(in collaboration with the Littleton-Franklin Lecture Series)
Dr. Alison Van Eenennaam, a researcher and Extension specialist in the Department of Animal Science at the University of California, Davis, with expertise in the use of animal genomics and biotechnology in livestock production systems.
Dr. Jayson Lusk, an agricultural economics professor and endowed chair at Oklahoma State University and the author of The Food Police: A Well-Fed Manifesto about the Politics of Your Plate and Unnaturally Delicious: How Science and Technology are Serving Up Super Foods to Save the World.
Dr. Robert Bertram, chief scientist, Bureau for Food Security, USAID.
Dr. Beth Bell, director of the Center for Disease Control’s National Center for Emerging and Zoonotic Infectious Diseases.
Dr. Ugarte Muniz, senior scientist with the Cuban Ministry of Agriculture’s Soil Institute in Havana and a senior member of the Academy of Sciences of Cuba.
Jack W. Szostak, an investigator of the Howard Hughes Medical Institute, professor of genetics at Harvard Medical School and the Alex Rich Distinguished Investigator in the Department of Molecular Biology and the Center for Computational and Integrative Biology at Massachusetts General Hospital
Jerome Lyman, corporate vice president for McDonald’s Corporation, responsible for enterprise leadership in the area of food safety, quality systems, emergent issues and supplier compliance
Carl Zimmer, a New York Times columnist, Yale University lecturer in science writing and critically acclaimed author, science journalist and blogger
Philip Martin, a Professor of Agricultural and Resource Economics at the University of California-Davis and award-winning author who works for UN agencies around the world on labor and migration issues
Roger Thurow, an award-winning author, a senior fellow of Global Agriculture and Food Policy with the Chicago Council on Global Affairs, and a fellow of the anti-poverty ONE Campaign
Gale Buchanan, former Under Secretary for Research, Education, and Economics in the U.S. Department of Agriculture
Arthur Caplan, internationally known bioethics expert who addresses such issues as GMOs and genetic cloning and the ethics of synthetic biology and biotechnology
Gebisa Ejeta, 2009 World Food Prize winner and Distinguished Professor of Plant Breeding & Genetics and International Agriculture at Purdue University
Temple Grandin, best-selling author and professor of animal sciences at Colorado State University
Valentin Abe, fisheries development entrepreneur in Haiti, Time magazine hero for 2010 and Auburn alumnus

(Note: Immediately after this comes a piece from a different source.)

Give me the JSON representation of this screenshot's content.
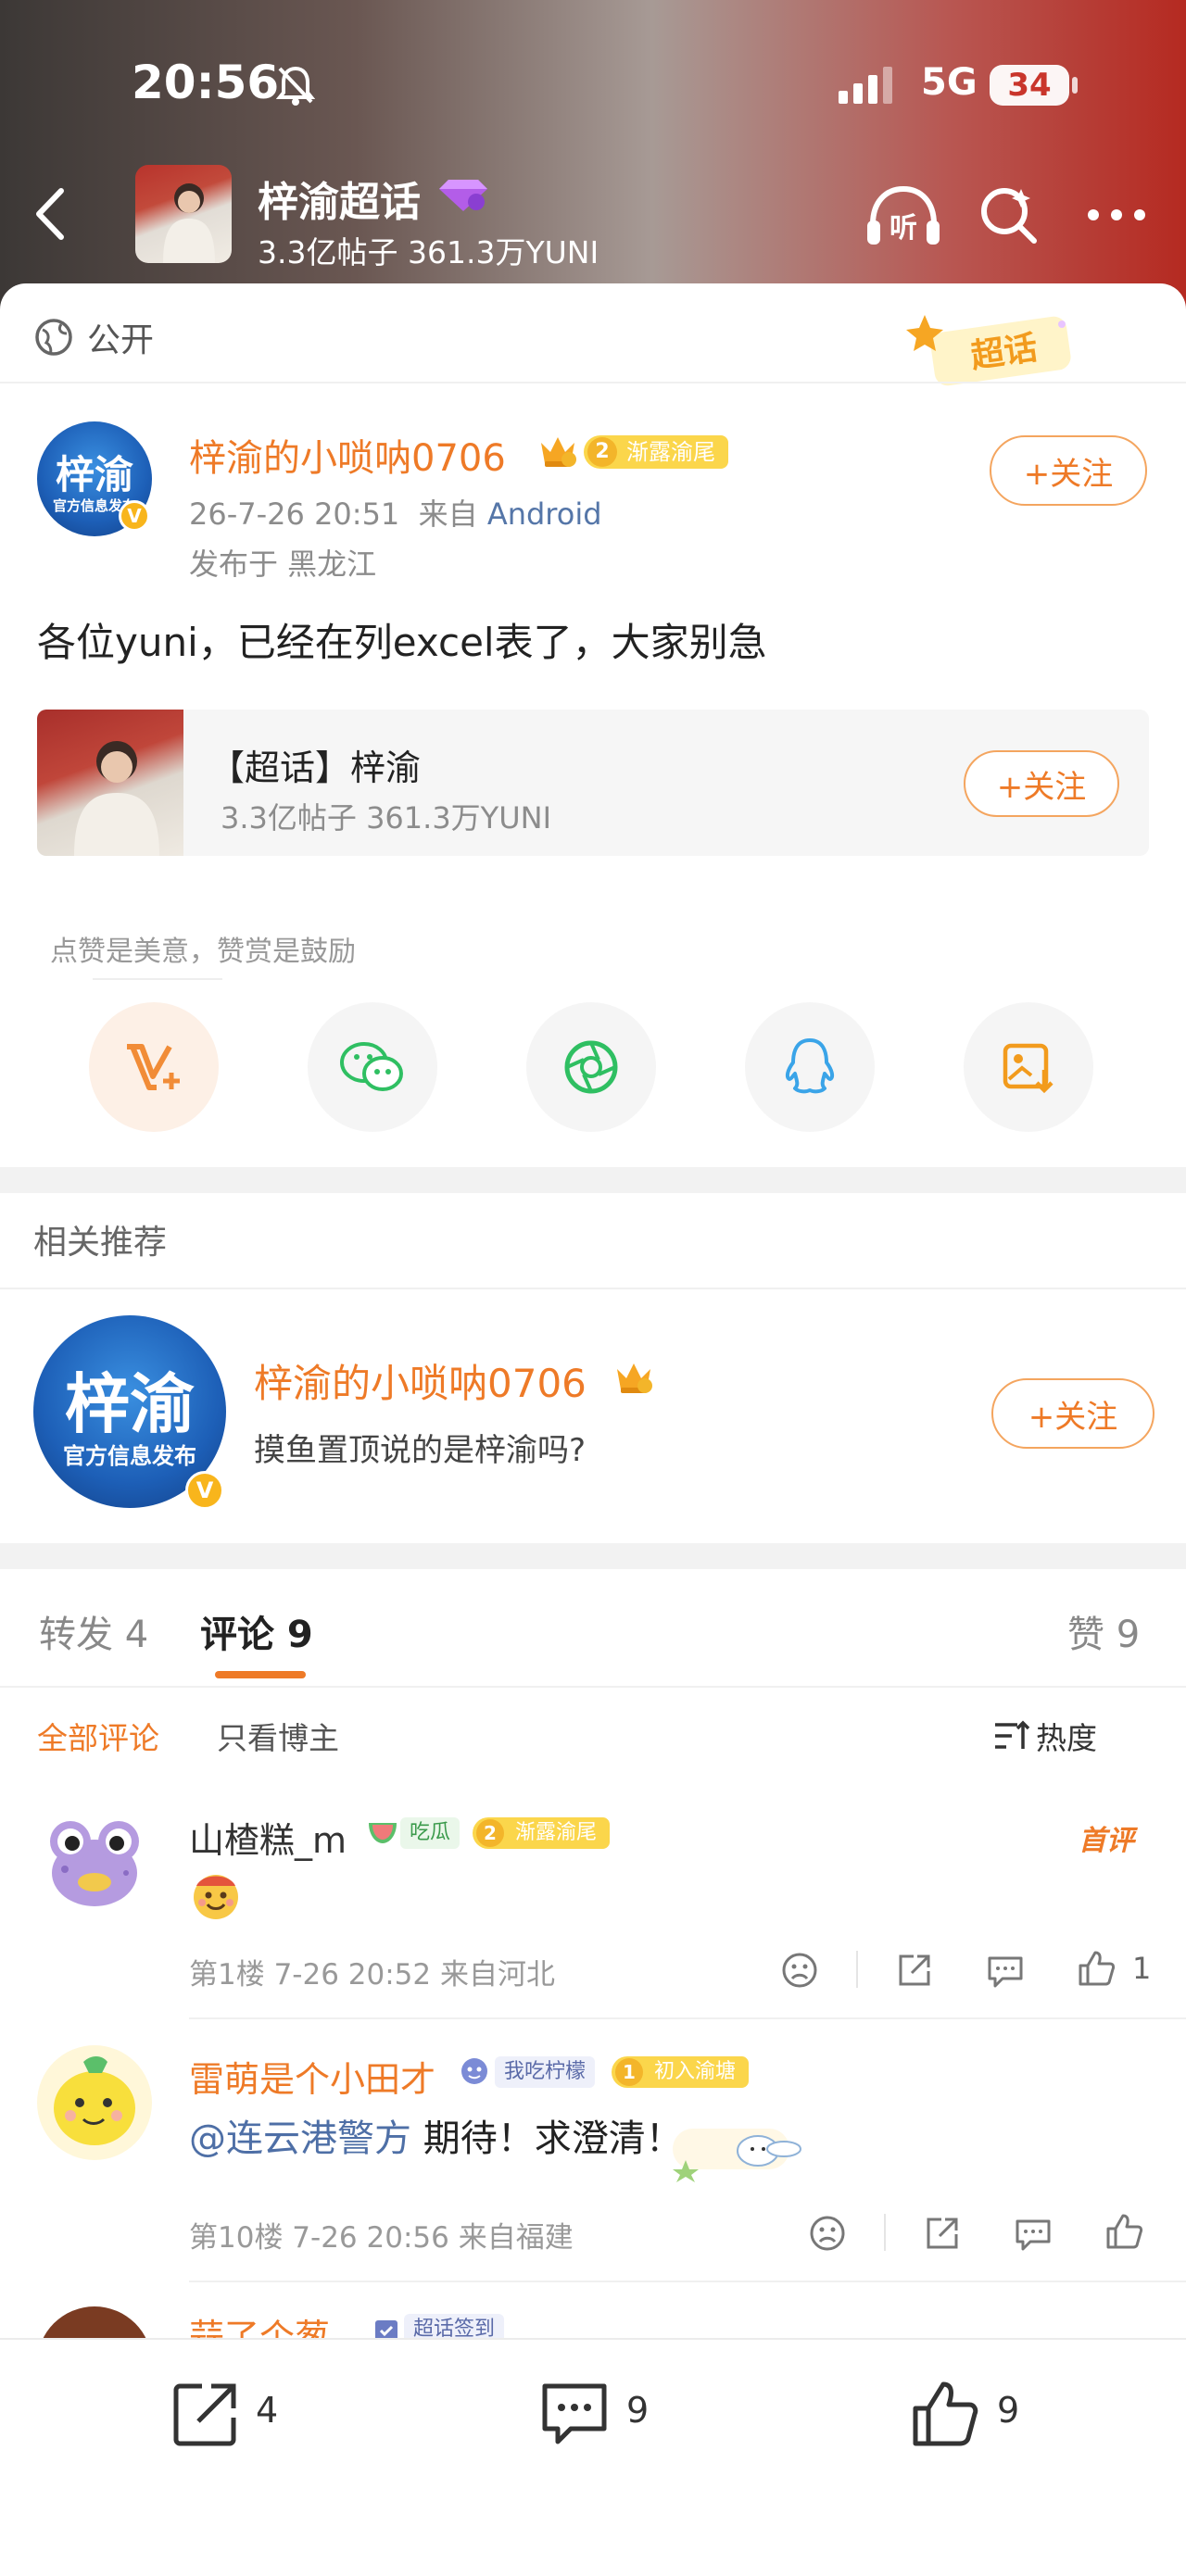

Fritz Haeg, artist, activist, gardener and educator
Fabien Cousteau, aquatic filmmaker and oceanographic explorer, son of Jean-Michel Cousteau and grandson of Jacques-Yves Cousteau
Doug Phillips, creator, producer and host of Alabama Public Television’s award-winning and Emmy-nominated Discovering Alabama series
David Lambert, nationally recognized advocate to end hunger
James T. Morris, executive director of the United Nations World Food Programme
Catherine A. Bertini, former executive director of the United Nations World Food Programme and recipient of the 2003 World Food Prize
James E. Horne, nationally recognized sustainable farming advocate
Norman Borlaug, 1970 Nobel Peace Prize winner, known as the father of Green Revolution
Joe Lewis, USDA research entomologist internationally recognized for his ground breaking work in ecologically based pest management, and Beth Lewis, veteran educator who focuses on fostering community-based schools
Frederick Kirschenmann, director of the Iowa State University-based Leopold Center for Sustainable Agriculture